Q: Is it harder for muscles to recover from exercise as you get older?
A: Yes, usually, but that shouldn't be a hindrance.
Limited research and anecdotal reports suggest that with increasing age muscles tend to recover more slowly after a bout of exercise, whether it is strength or endurance training. Strenuous exercise can cause muscle damage, and it takes time for muscles to adapt and remodel—at any age. Inadequate recovery can blunt the training effect on muscles as well as increase the risk of injury during a subsequent workout.
Recovery from exercise depends on many biochemical, hormonal, and physiological processes that can affect the repair and remodeling of protein in muscles and connective tissue. It’s quite complex and involves immediate recovery after exercise and slower recovery over the next 24 to 72 hours.
Research on age-related muscle recovery has produced inconsistent results. Some studies have found that in older (“masters”) athletes, muscles recover more slowly than in their younger counterparts, while other studies have found similar recovery rates between older and younger athletes. It may depend, in part, on the type of exercise. Older athletes tend to recover better from intense cycling, for example, than from exercise like running, which leads to greater muscle damage. Of course, all this depends on the age of the athletes (there’s almost always a big difference between a 40-year-old and a 70-year-old), how fit they are, and genetic factors.
In a small study in Medicine & Science in Sports & Exercise in 2016, younger and older triathletes completed a 30-minute downhill run, which is likely to cause muscle damage, followed by three 20-kilometer cycling trials during the next 48 hours. Muscle biopsies done over the following days revealed that the older participants had significantly lower muscle protein synthesis than the younger ones. Some other studies have yielded similar findings.
One thing that seems to benefit muscle recovery in older athletes in particular is the consumption of extra protein shortly after exercise—as much as twice as much protein as suggested for younger athletes, and especially dietary protein high in the amino acid leucine. Regarding older athletes, Dr. Stuart Phillips, a specialist in skeletal muscle health at McMaster University in Canada, said, “I would recommend a good dose—30 to 40 grams—of high-quality protein after exercise to help repair and remodel damaged protein, including in connective tissue.” Low-fat dairy, such as yogurt and milk, is a high-quality protein source, as are eggs, nuts, peanut butter, soy, fish, and chicken.
Keep in mind that Dr. Phillips is talking about master or other serious older athletes. For recreational exercisers, a more modest amount of protein—say, 10 grams—may be enough to help muscle recovery.
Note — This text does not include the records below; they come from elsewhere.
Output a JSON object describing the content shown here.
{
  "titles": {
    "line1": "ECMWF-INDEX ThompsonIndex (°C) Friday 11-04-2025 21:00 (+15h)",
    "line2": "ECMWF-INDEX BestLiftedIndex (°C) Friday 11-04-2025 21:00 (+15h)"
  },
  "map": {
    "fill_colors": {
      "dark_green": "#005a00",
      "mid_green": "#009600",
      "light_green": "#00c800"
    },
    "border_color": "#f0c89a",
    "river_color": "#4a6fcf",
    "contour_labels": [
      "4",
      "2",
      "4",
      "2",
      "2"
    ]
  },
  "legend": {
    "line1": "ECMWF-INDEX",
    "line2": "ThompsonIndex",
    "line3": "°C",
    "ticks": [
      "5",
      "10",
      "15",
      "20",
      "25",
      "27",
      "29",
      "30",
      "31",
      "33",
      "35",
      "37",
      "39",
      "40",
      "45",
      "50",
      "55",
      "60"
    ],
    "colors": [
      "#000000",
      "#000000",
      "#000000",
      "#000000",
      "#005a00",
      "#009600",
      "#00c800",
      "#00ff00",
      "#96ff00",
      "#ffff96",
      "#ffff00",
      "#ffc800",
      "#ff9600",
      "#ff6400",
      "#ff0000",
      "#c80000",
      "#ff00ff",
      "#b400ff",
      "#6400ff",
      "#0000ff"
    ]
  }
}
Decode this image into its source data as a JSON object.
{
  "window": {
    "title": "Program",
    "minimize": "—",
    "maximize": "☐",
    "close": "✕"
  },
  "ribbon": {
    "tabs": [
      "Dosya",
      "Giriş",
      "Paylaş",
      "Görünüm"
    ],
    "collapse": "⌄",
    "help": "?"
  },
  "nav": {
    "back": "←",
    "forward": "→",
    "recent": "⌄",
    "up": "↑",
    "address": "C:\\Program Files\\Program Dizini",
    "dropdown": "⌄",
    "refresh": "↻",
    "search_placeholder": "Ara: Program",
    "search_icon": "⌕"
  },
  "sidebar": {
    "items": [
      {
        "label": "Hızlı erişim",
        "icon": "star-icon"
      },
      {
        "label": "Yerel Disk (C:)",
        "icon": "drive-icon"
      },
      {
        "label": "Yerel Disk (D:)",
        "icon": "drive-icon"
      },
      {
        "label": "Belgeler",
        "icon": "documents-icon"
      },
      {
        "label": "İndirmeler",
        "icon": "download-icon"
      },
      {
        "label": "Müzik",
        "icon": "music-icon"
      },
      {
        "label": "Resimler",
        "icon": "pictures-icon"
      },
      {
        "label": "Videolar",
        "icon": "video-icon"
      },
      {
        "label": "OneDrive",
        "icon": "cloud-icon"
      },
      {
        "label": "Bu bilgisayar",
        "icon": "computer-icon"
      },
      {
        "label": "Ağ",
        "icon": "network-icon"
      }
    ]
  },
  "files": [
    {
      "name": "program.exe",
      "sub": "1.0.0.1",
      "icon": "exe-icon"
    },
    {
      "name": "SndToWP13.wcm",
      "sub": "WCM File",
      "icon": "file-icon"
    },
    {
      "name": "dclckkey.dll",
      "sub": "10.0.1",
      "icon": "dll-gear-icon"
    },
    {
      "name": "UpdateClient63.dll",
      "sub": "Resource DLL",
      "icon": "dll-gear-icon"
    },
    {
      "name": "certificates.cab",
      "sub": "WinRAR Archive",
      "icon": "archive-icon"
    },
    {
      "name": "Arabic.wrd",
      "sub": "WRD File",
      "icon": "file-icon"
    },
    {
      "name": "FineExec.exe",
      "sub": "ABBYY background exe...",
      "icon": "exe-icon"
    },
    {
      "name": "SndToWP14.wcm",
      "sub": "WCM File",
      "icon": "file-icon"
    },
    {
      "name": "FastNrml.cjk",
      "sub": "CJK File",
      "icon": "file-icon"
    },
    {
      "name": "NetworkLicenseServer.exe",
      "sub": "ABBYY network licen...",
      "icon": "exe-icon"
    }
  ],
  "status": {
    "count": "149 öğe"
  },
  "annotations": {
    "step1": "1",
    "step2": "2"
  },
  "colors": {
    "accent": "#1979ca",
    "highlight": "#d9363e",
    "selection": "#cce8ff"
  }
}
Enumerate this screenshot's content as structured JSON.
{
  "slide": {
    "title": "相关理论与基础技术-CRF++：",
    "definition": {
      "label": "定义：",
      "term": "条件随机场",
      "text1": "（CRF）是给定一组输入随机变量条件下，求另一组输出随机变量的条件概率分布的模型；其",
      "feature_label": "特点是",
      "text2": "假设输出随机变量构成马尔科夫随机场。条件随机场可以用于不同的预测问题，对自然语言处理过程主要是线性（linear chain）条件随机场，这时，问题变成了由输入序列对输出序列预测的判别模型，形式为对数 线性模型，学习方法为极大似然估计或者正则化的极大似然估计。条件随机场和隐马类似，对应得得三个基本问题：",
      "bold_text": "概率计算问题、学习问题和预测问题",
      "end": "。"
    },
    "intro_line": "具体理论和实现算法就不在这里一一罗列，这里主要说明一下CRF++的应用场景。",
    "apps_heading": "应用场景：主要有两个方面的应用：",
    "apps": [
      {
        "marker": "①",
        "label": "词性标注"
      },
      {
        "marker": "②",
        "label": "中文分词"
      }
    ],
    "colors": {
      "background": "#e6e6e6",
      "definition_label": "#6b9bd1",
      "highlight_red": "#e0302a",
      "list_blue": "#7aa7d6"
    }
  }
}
Milk has 8 grams of protein per cup; yogurt, 10 to 20 per cup (Greek yogurt has the most); an egg, 6 grams; an ounce of nuts, 4 to 8 grams; meat, chicken, and fish, 6 to 8 grams of protein per ounce.
In addition, for people of any age doing strength training, it’s usually a good idea to give muscles a day off to recover between workouts. For instance, do a lower-body workout one day, upper-body the next day. Or alternate days of strength training with days of cardio workouts.